A close up of a bath drain fills the screen. Water is running into the plug-hole. Coloured paint swirls down - slowly, one colour at a time. Soon, more colours, faster; a whirling rainbow is created. 4 figures are silhouetted against the screen, like ornate Grecian statues. No bodies appear on the stage.Melanie Brelis - publicity still © 1986
The large screen fills with TV static. A woman lies prone on a gurney centre-stage, covered in a sheet exposing only her head and long hair flowing down from the top of the gurney. Suddenly a microphone swings down like a pendulum from high above, missing her mouth by millimetres. Her eyes bulge as her mouth remains fixed in a gape. The microphone eventually comes to rest over her mouth.

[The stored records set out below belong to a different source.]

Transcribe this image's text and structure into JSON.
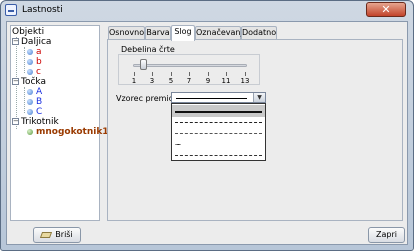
{
  "window": {
    "title": "Lastnosti",
    "close_label": "✕"
  },
  "tree": {
    "root_label": "Objekti",
    "groups": [
      {
        "label": "Daljica",
        "items": [
          {
            "label": "a",
            "color": "#cc0000"
          },
          {
            "label": "b",
            "color": "#cc0000"
          },
          {
            "label": "c",
            "color": "#cc0000"
          }
        ]
      },
      {
        "label": "Točka",
        "items": [
          {
            "label": "A",
            "color": "#1a2fe0"
          },
          {
            "label": "B",
            "color": "#1a2fe0"
          },
          {
            "label": "C",
            "color": "#1a2fe0"
          }
        ]
      },
      {
        "label": "Trikotnik",
        "items": [
          {
            "label": "mnogokotnik1",
            "color": "#9a3a00"
          }
        ]
      }
    ]
  },
  "tabs": [
    "Osnovno",
    "Barva",
    "Slog",
    "Označevanje",
    "Dodatno"
  ],
  "active_tab": "Slog",
  "style_tab": {
    "thickness_label": "Debelina črte",
    "slider_ticks": [
      "1",
      "3",
      "5",
      "7",
      "9",
      "11",
      "13"
    ],
    "slider_value": 2,
    "pattern_label": "Vzorec premice:",
    "pattern_options": [
      "solid",
      "dash-long",
      "dash-short",
      "dot",
      "dashdot"
    ]
  },
  "buttons": {
    "delete": "Briši",
    "close": "Zapri"
  }
}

Abstract flashes of passing traffic fills the screen. 2 men and 2 women dressed in business attire shoot across the stage in different directions, each on skateboards. Noise builds up to a crescendo, followed by a booming explosion. The screen goes white; the performers all collapse on the floor. A new sound fades up - the sound of skateboards on a wooden floor. The quartet rise and resume their skating; the lights dim as they become silhouettes against the white screen.

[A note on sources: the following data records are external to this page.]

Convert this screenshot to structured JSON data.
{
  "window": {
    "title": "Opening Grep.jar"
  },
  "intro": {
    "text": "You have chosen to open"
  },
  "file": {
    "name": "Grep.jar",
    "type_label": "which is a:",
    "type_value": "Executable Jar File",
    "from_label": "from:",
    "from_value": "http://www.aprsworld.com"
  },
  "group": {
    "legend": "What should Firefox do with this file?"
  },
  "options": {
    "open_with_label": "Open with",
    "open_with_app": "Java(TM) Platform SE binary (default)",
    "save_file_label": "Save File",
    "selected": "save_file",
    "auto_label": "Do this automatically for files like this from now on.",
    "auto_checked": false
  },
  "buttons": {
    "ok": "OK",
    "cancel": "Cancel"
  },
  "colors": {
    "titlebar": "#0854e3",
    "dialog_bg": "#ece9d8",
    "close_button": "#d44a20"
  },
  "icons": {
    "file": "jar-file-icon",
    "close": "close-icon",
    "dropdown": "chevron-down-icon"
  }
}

A woman enters carrying a tiny portable TV monitor. She squats centre stage, her face illuminated as she stares at the screen. Soon, a man enters and squats near her, similarly transfixed by the screen. Another woman enters and she too bends over to take in the unseen screen. Behind them, a close-up image of magnetized iron threads sprout outward, as if coming from the first woman's head. The tangled threads eventually obliterate the screen.
Against a cityscape at sunset, 4 people enter stage, unfold banana lounges. They don sunglasses and lie still while the sun sets and the buildings' lights sparkle in the night sky.Maria Kozic - publicity still © 1986